Your task
When the word "myndimo" appears in a line of the data below, list that line.

(Extracted records)
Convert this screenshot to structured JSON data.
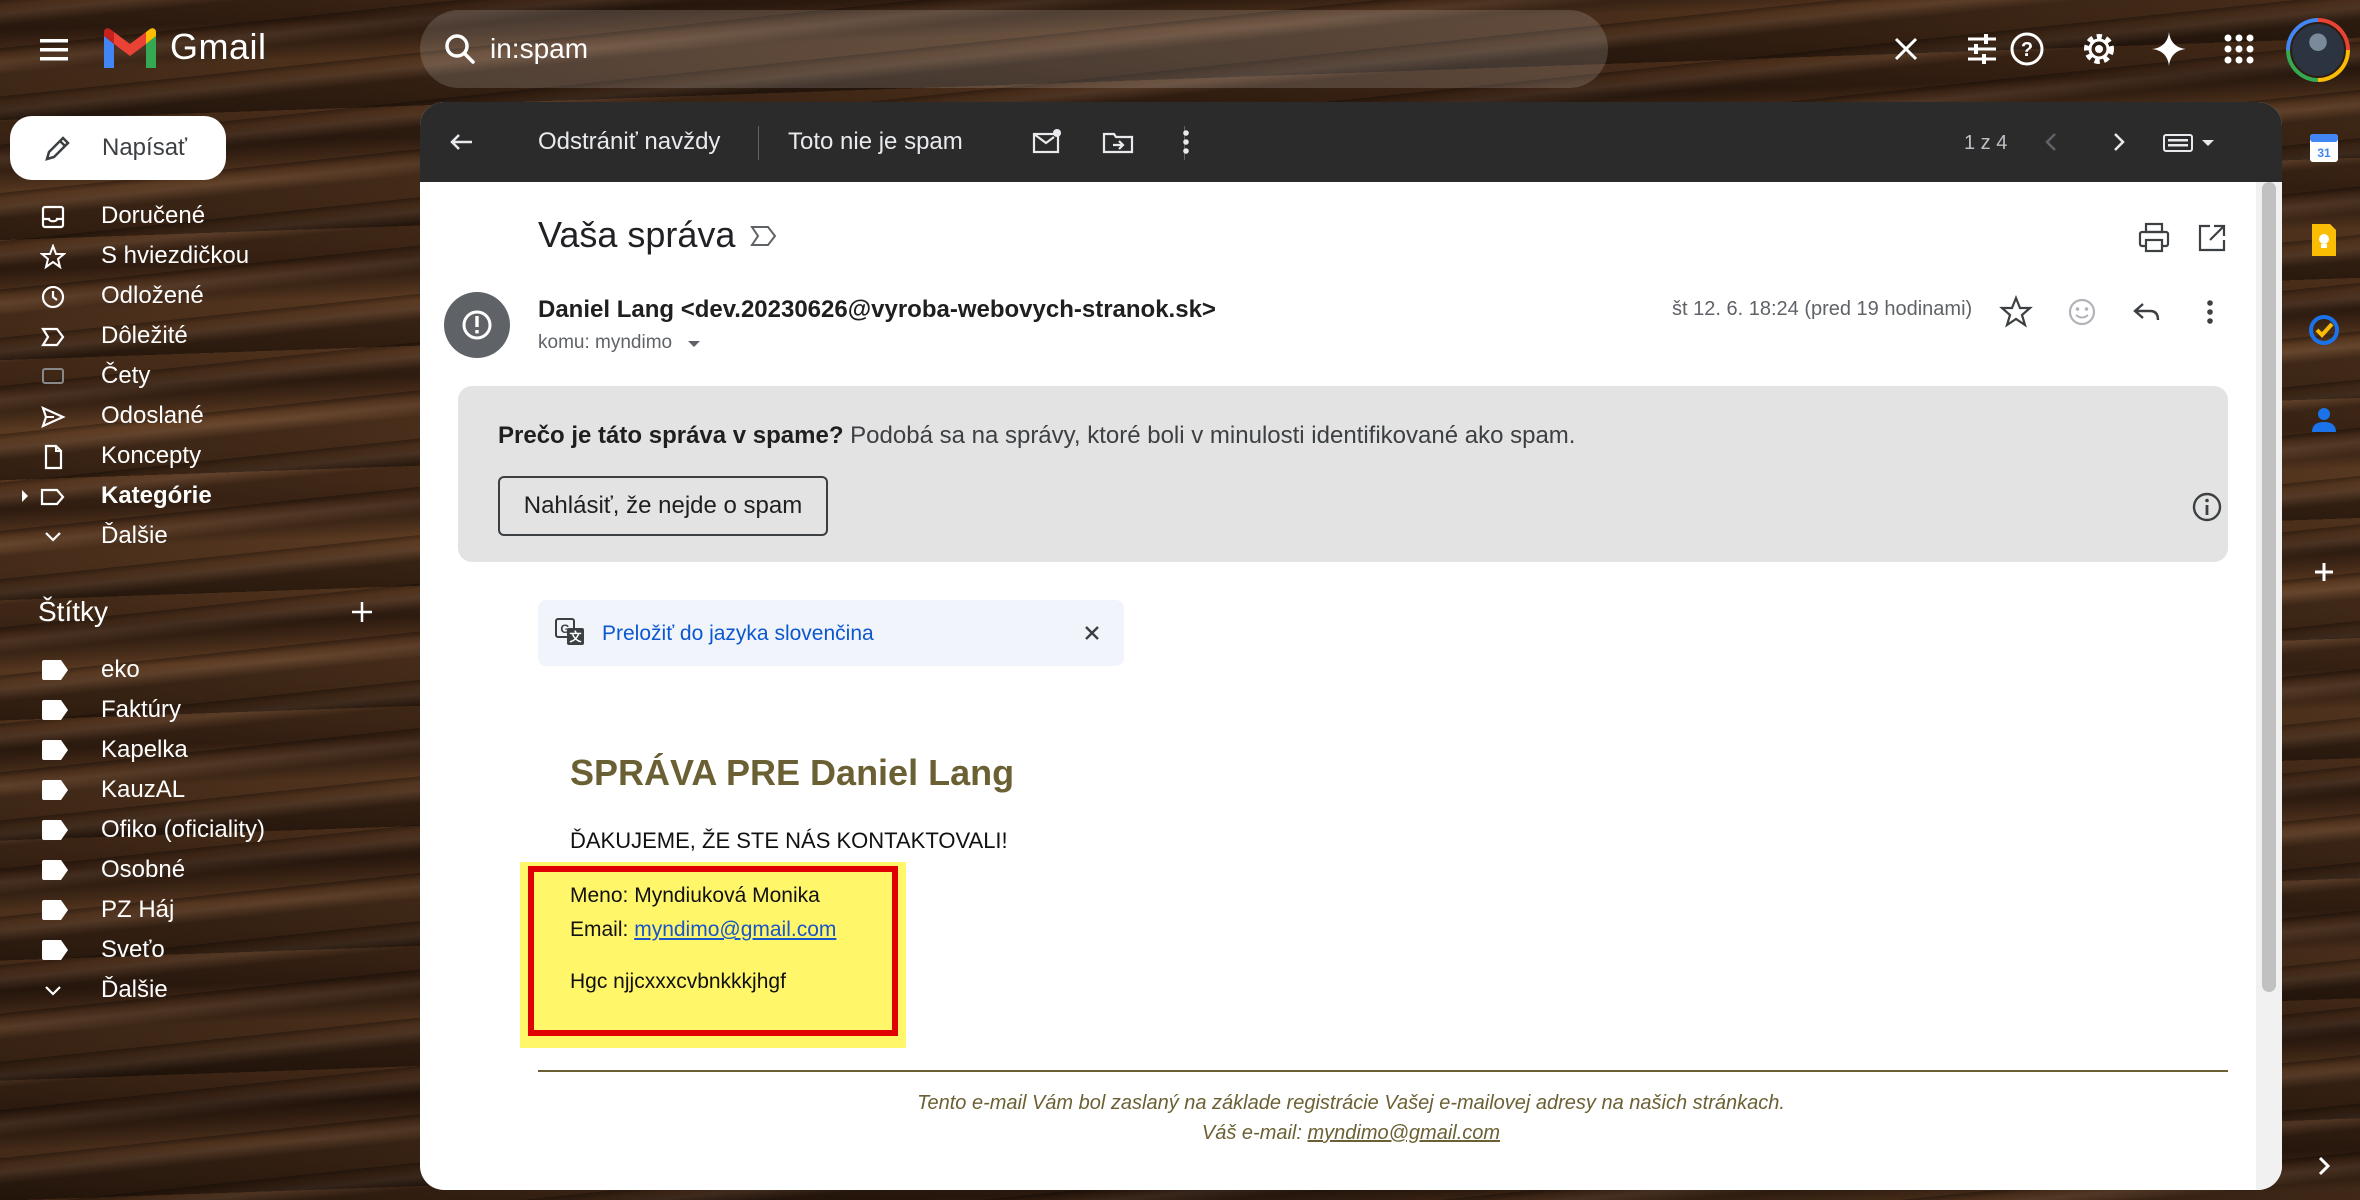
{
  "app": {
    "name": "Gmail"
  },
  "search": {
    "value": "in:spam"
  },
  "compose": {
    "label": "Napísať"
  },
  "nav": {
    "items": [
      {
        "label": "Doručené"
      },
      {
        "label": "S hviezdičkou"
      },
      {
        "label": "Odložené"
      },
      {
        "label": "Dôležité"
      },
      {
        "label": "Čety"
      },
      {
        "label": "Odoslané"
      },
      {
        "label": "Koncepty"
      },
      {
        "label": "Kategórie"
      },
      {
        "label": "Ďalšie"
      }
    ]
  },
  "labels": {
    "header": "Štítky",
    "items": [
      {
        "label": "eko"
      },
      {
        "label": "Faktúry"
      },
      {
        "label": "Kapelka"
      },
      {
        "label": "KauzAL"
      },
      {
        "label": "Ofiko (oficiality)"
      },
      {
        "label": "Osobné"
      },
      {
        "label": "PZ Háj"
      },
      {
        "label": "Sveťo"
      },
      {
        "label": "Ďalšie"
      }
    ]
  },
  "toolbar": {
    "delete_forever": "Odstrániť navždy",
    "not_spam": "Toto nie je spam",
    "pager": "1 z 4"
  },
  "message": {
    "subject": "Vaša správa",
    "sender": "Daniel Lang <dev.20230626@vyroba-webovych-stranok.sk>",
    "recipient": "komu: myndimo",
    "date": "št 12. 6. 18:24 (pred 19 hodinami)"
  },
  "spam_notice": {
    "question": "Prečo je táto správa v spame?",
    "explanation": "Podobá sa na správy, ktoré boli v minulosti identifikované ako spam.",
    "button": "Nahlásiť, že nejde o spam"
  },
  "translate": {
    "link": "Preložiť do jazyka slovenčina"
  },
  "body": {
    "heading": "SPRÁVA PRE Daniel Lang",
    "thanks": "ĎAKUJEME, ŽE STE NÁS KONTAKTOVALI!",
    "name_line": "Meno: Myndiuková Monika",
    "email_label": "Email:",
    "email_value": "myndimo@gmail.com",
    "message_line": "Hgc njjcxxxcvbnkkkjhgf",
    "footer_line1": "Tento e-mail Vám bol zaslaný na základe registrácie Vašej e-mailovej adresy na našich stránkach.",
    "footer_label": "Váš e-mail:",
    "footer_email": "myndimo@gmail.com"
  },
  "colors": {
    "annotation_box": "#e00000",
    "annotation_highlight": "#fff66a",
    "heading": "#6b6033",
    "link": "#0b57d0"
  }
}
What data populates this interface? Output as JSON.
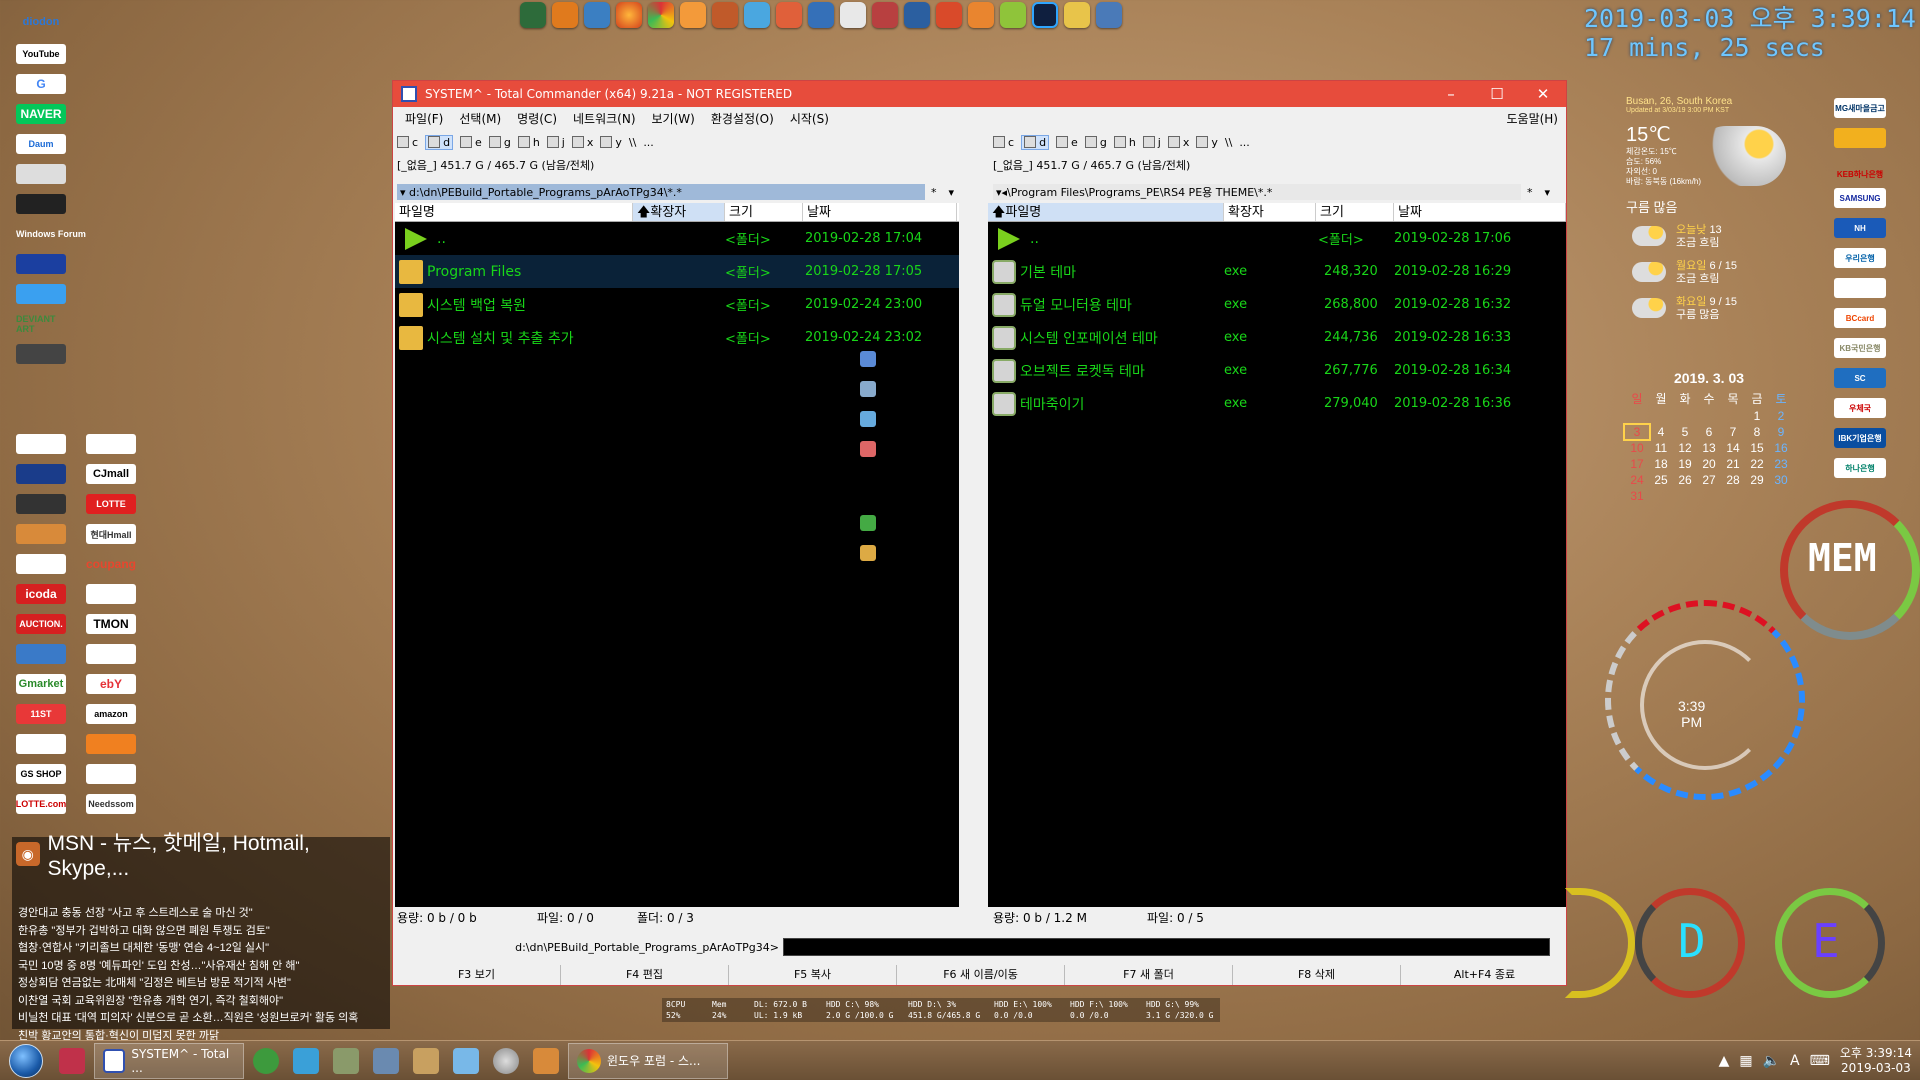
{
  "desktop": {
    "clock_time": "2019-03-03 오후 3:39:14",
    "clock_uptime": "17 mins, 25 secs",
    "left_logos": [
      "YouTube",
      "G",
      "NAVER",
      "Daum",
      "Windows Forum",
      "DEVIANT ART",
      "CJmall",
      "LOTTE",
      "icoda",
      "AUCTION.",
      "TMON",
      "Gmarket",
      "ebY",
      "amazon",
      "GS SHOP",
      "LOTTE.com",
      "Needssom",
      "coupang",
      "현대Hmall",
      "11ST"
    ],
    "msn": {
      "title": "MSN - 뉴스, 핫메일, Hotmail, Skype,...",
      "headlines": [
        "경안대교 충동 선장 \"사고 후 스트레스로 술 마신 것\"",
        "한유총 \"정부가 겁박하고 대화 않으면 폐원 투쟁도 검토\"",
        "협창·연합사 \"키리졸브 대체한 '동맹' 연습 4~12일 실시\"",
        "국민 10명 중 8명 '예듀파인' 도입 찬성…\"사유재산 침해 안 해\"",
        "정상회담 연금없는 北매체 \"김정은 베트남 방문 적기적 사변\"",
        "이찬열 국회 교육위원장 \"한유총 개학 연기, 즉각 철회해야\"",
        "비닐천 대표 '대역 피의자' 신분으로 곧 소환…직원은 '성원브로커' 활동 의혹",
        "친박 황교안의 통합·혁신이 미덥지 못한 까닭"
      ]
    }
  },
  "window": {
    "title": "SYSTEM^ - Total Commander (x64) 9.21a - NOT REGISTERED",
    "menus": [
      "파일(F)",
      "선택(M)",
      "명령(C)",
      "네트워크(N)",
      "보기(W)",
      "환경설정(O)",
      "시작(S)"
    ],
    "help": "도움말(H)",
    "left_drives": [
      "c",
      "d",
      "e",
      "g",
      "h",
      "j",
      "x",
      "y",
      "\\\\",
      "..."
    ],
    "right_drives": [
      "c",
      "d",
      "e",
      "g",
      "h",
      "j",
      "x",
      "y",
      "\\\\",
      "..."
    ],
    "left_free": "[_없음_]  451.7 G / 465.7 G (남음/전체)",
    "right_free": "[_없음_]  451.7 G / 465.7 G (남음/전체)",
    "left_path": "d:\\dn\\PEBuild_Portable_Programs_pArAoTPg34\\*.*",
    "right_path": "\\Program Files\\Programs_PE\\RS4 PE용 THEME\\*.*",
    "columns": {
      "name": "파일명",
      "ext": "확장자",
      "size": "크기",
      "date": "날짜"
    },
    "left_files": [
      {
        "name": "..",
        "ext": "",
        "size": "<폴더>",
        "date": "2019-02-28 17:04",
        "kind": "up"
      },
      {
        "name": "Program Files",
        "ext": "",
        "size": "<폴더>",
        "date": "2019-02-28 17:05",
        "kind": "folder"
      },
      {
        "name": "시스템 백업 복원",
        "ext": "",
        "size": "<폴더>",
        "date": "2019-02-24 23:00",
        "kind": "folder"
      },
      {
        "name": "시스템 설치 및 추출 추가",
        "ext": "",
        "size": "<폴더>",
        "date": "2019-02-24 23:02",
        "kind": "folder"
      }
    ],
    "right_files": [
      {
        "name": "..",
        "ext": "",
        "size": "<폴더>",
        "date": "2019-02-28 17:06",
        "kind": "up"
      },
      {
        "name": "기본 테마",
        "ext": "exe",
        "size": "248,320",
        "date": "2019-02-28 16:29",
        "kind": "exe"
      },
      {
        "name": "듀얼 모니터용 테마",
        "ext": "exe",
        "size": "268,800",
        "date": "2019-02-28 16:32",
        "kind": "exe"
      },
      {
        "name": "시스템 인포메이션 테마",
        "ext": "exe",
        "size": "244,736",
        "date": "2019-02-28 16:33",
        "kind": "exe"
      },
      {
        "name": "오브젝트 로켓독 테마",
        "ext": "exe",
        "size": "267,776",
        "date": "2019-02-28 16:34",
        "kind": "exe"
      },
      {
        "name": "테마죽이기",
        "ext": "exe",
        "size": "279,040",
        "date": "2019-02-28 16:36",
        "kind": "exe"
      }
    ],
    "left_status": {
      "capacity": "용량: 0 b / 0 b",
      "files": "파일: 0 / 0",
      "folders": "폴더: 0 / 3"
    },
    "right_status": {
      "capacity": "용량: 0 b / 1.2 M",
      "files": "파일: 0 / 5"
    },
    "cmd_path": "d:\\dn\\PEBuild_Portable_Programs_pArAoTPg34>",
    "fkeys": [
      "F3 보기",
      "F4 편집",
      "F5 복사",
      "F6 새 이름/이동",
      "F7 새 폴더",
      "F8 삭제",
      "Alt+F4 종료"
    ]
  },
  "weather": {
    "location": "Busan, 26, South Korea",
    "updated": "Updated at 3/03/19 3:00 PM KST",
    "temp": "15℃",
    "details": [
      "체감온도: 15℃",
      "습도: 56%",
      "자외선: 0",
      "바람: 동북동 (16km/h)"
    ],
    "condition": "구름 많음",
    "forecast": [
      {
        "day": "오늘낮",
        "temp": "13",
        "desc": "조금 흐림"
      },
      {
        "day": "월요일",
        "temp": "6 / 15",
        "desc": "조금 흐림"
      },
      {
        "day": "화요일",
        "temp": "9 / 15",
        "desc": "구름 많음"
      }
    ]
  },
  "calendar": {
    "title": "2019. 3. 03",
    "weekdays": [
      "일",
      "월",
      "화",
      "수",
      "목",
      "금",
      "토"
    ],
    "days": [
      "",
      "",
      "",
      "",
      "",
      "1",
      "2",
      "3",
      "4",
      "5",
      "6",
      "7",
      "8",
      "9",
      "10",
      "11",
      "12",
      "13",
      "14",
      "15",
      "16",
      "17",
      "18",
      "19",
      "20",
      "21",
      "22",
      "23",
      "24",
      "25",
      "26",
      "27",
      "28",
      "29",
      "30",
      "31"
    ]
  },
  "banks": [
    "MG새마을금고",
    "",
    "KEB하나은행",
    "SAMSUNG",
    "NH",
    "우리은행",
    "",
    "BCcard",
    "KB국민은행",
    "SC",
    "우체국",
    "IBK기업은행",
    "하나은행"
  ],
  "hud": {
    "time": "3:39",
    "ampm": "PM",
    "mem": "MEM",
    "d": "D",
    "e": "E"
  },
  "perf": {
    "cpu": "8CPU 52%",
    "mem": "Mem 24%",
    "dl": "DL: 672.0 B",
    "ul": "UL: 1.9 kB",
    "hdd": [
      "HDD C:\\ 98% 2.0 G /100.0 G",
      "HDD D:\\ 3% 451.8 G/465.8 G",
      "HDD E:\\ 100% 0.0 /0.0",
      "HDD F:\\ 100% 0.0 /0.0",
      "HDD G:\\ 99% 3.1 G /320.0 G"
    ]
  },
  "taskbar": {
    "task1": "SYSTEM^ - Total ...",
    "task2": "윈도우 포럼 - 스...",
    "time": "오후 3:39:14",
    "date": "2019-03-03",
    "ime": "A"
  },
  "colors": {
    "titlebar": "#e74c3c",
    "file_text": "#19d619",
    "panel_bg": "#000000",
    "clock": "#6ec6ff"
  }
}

Response to the task
    "recipient": "komu: myndimo",
    "email_value": "myndimo@gmail.com",
    "footer_email": "myndimo@gmail.com"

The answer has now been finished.